Writing in 1939 for Proceedings, Chaplain Truman Riddle, wrote of the Navy’s policies on families: “Several years ago, the Commander in Chief, U. S. Fleet, called together a large group of officers to consider the problem of enlisted men’s families. Prior to this, Commander Battle Force had surprised not only the Navy, but the press, by

Fleet Air Arm Legends: Supermarine Seafire

Reviewed by Jeff Schultz. Matthew Willis’s Supermarine Seafire offers a brief yet discerning look at the Supermarine Seafire in Fleet Air Arm service from 1942-1950.  Meant to fulfil a desperate need for a modern fighter aboard the Royal Navy’s carrier decks in the chaotic early days of World War II, the Seafire rose doggedly to

Roosevelt the Revisionist -Young TR takes on the War of 1812

By Meredith Hindley Article below originally published in 2013 by the National Endowment for the Humanities: www.neh.gov/humanities/2013/septemberoctober/feature/roosevelt-the-revisionist Just after two o’clock in the afternoon on September 10, 1813, Master Commandant Oliver Hazard Perry was one of the few men still standing—or even alive—on the USS Lawrence. British cannon balls and grapeshot lobbed across the murky

Dorwart’s History of the Office of Naval Intelligence, 1865–1945

Reviewed by William A. Taylor, Ph.D. In Dorwart’s History of the Office of Naval Intelligence, 1865–1945, Jeffery M. Dorwart, professor emeritus of history at Rutgers University, has provided the most complete yet highly concise history of the Office of Naval Intelligence (ONI) available. A consolidation of two of Dorwart’s excellent earlier works, The Office of

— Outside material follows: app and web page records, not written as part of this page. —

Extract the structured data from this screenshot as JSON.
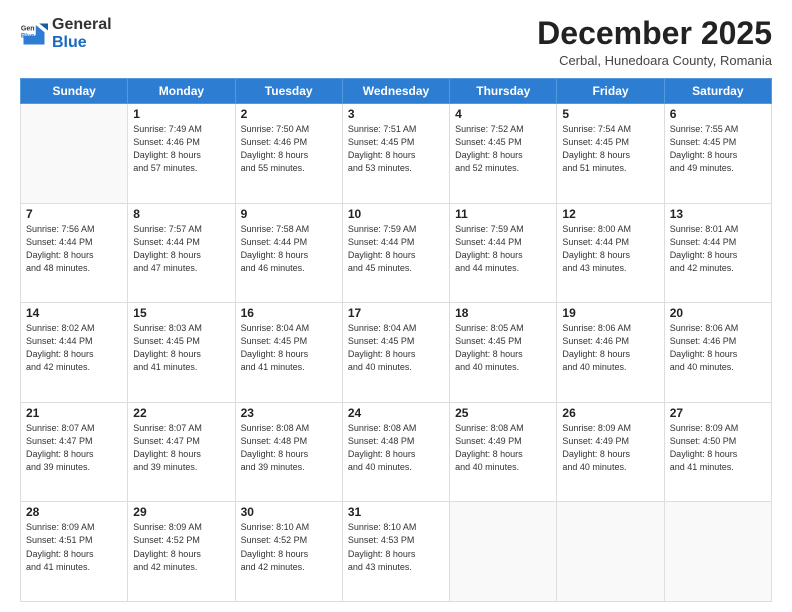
{
  "header": {
    "logo_general": "General",
    "logo_blue": "Blue",
    "month_title": "December 2025",
    "subtitle": "Cerbal, Hunedoara County, Romania"
  },
  "days_of_week": [
    "Sunday",
    "Monday",
    "Tuesday",
    "Wednesday",
    "Thursday",
    "Friday",
    "Saturday"
  ],
  "weeks": [
    [
      {
        "day": "",
        "info": ""
      },
      {
        "day": "1",
        "info": "Sunrise: 7:49 AM\nSunset: 4:46 PM\nDaylight: 8 hours\nand 57 minutes."
      },
      {
        "day": "2",
        "info": "Sunrise: 7:50 AM\nSunset: 4:46 PM\nDaylight: 8 hours\nand 55 minutes."
      },
      {
        "day": "3",
        "info": "Sunrise: 7:51 AM\nSunset: 4:45 PM\nDaylight: 8 hours\nand 53 minutes."
      },
      {
        "day": "4",
        "info": "Sunrise: 7:52 AM\nSunset: 4:45 PM\nDaylight: 8 hours\nand 52 minutes."
      },
      {
        "day": "5",
        "info": "Sunrise: 7:54 AM\nSunset: 4:45 PM\nDaylight: 8 hours\nand 51 minutes."
      },
      {
        "day": "6",
        "info": "Sunrise: 7:55 AM\nSunset: 4:45 PM\nDaylight: 8 hours\nand 49 minutes."
      }
    ],
    [
      {
        "day": "7",
        "info": "Sunrise: 7:56 AM\nSunset: 4:44 PM\nDaylight: 8 hours\nand 48 minutes."
      },
      {
        "day": "8",
        "info": "Sunrise: 7:57 AM\nSunset: 4:44 PM\nDaylight: 8 hours\nand 47 minutes."
      },
      {
        "day": "9",
        "info": "Sunrise: 7:58 AM\nSunset: 4:44 PM\nDaylight: 8 hours\nand 46 minutes."
      },
      {
        "day": "10",
        "info": "Sunrise: 7:59 AM\nSunset: 4:44 PM\nDaylight: 8 hours\nand 45 minutes."
      },
      {
        "day": "11",
        "info": "Sunrise: 7:59 AM\nSunset: 4:44 PM\nDaylight: 8 hours\nand 44 minutes."
      },
      {
        "day": "12",
        "info": "Sunrise: 8:00 AM\nSunset: 4:44 PM\nDaylight: 8 hours\nand 43 minutes."
      },
      {
        "day": "13",
        "info": "Sunrise: 8:01 AM\nSunset: 4:44 PM\nDaylight: 8 hours\nand 42 minutes."
      }
    ],
    [
      {
        "day": "14",
        "info": "Sunrise: 8:02 AM\nSunset: 4:44 PM\nDaylight: 8 hours\nand 42 minutes."
      },
      {
        "day": "15",
        "info": "Sunrise: 8:03 AM\nSunset: 4:45 PM\nDaylight: 8 hours\nand 41 minutes."
      },
      {
        "day": "16",
        "info": "Sunrise: 8:04 AM\nSunset: 4:45 PM\nDaylight: 8 hours\nand 41 minutes."
      },
      {
        "day": "17",
        "info": "Sunrise: 8:04 AM\nSunset: 4:45 PM\nDaylight: 8 hours\nand 40 minutes."
      },
      {
        "day": "18",
        "info": "Sunrise: 8:05 AM\nSunset: 4:45 PM\nDaylight: 8 hours\nand 40 minutes."
      },
      {
        "day": "19",
        "info": "Sunrise: 8:06 AM\nSunset: 4:46 PM\nDaylight: 8 hours\nand 40 minutes."
      },
      {
        "day": "20",
        "info": "Sunrise: 8:06 AM\nSunset: 4:46 PM\nDaylight: 8 hours\nand 40 minutes."
      }
    ],
    [
      {
        "day": "21",
        "info": "Sunrise: 8:07 AM\nSunset: 4:47 PM\nDaylight: 8 hours\nand 39 minutes."
      },
      {
        "day": "22",
        "info": "Sunrise: 8:07 AM\nSunset: 4:47 PM\nDaylight: 8 hours\nand 39 minutes."
      },
      {
        "day": "23",
        "info": "Sunrise: 8:08 AM\nSunset: 4:48 PM\nDaylight: 8 hours\nand 39 minutes."
      },
      {
        "day": "24",
        "info": "Sunrise: 8:08 AM\nSunset: 4:48 PM\nDaylight: 8 hours\nand 40 minutes."
      },
      {
        "day": "25",
        "info": "Sunrise: 8:08 AM\nSunset: 4:49 PM\nDaylight: 8 hours\nand 40 minutes."
      },
      {
        "day": "26",
        "info": "Sunrise: 8:09 AM\nSunset: 4:49 PM\nDaylight: 8 hours\nand 40 minutes."
      },
      {
        "day": "27",
        "info": "Sunrise: 8:09 AM\nSunset: 4:50 PM\nDaylight: 8 hours\nand 41 minutes."
      }
    ],
    [
      {
        "day": "28",
        "info": "Sunrise: 8:09 AM\nSunset: 4:51 PM\nDaylight: 8 hours\nand 41 minutes."
      },
      {
        "day": "29",
        "info": "Sunrise: 8:09 AM\nSunset: 4:52 PM\nDaylight: 8 hours\nand 42 minutes."
      },
      {
        "day": "30",
        "info": "Sunrise: 8:10 AM\nSunset: 4:52 PM\nDaylight: 8 hours\nand 42 minutes."
      },
      {
        "day": "31",
        "info": "Sunrise: 8:10 AM\nSunset: 4:53 PM\nDaylight: 8 hours\nand 43 minutes."
      },
      {
        "day": "",
        "info": ""
      },
      {
        "day": "",
        "info": ""
      },
      {
        "day": "",
        "info": ""
      }
    ]
  ]
}
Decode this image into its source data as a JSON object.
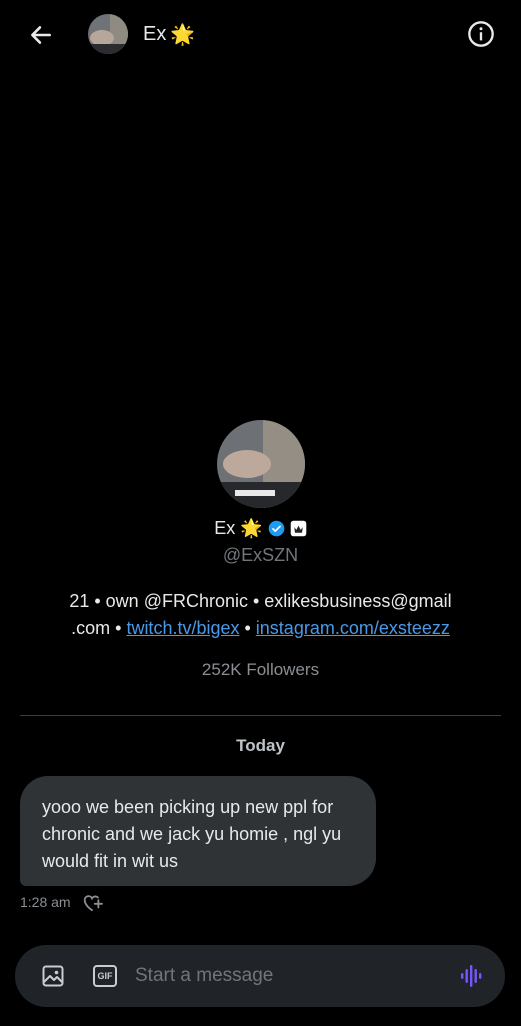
{
  "header": {
    "back_icon": "arrow-left-icon",
    "name": "Ex",
    "name_emoji": "🌟",
    "info_icon": "info-icon"
  },
  "profile": {
    "name": "Ex",
    "name_emoji": "🌟",
    "verified_color": "#1d9bf0",
    "handle": "@ExSZN",
    "bio_prefix": "21 • own @FRChronic • exlikesbusiness@gmail",
    "bio_line2_prefix": ".com • ",
    "bio_link1": "twitch.tv/bigex",
    "bio_sep": " • ",
    "bio_link2": "instagram.com/exsteezz",
    "followers": "252K Followers"
  },
  "conversation": {
    "day_label": "Today",
    "messages": [
      {
        "text": "yooo we been picking up new ppl for chronic and we jack yu homie , ngl yu would fit in wit us",
        "time": "1:28 am"
      }
    ]
  },
  "composer": {
    "placeholder": "Start a message",
    "gif_label": "GIF",
    "accent": "#7856ff"
  }
}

DDG-137 To Be Named USS John F. Lehman

The Naval Historical Foundation (NHF) congratulates NHF Board of Directors Member, the Honorable Dr. John F. Lehman, on the announcement that an Arleigh Burke-class Flight III destroyer is to be named in his honor. This special recognition for our 65th Secretary of the Navy was announced on our Navy’s 245th Birthday by Secretary of the Navy Kenneth Braithwaite. This

From Texas to Tinian and Tokyo Bay: The Memoirs of Captain J. R. Ritter, Seabee Commander during the Pacific War, 1942-1945

Reviewed by Diana Ahmad James “Rex” Ritter joined the United States Navy’s Seabee Battalions at the start of World War II, as well as the birth of the Seabee units.  From Texas to Tinian and Tokyo Bay looks at the contributions of the editor’s grandfather and his men during World War II Alaska and the

Marion Frederic Ramirez de Arellano 5 August: 1913 – 15 May 1980

www.history.navy.mil/research/library/research-guides/modern-biographical-files-ndl/modern-bios-r/ramirez-de-arellano-marion.html Marion Frederic Ramirez de Arellano was born in San Juan, Puerto Rico, on 5 August 1913, son of Professor Rafael W. de Arellano and Professor Lucille Kemmerer Ramirez de Arellano of the University of Puerto Rico at Río Piedras. He attended that university for two years prior to his entrance to the US Naval

Stanley Johnston’s Blunder: The Reporter Who Spilled the Secret Behind the U.S. Navy’s Victory at Midway

Reviewed by Paul W. Murphey, Ph.D., CDR, CHC, USN (Ret). Elliott Carlson has written an exceptionally fine book. It is well worth reading more than once. The only caveat I have is the title: Stanley Johnston’s Blunder. The book is not so much about a reporter’s miscalculation, as about the extraordinary life and times of

Delbert D. Black More Than Just a Gunner’s Mate – By Jim Leuci, MCPO, USN (Ret.)

Above: Delbert D. Black, an Arleigh Burke-class Flight IIA guided-missile destroyer, named for the service’s first Master Chief Petty Officer of the Navy (MCPON) was commissioned on September 26, 2020. Secretary of the Navy Kenneth Braithwaite observed: “Commissioning a ship after the first Master Chief Petty Officer of the Navy is an honor without equal. The

Admiral Rickover, Admiral Holloway, and the Dawn of Nuclear-powered Aircraft Carriers.

Guest Post by Captain Todd Creekman, USN (Ret.) Admiral James L. Holloway III, USN (Ret.), commanding officer of USS Enterprise (CVAN-65) and 20th Chief of Naval Operations, served for 28 years in retirement as president and later chairman of the board for the Naval Historical Foundation (NHF). Admiral Holloway left his mark on NHF through his selfless service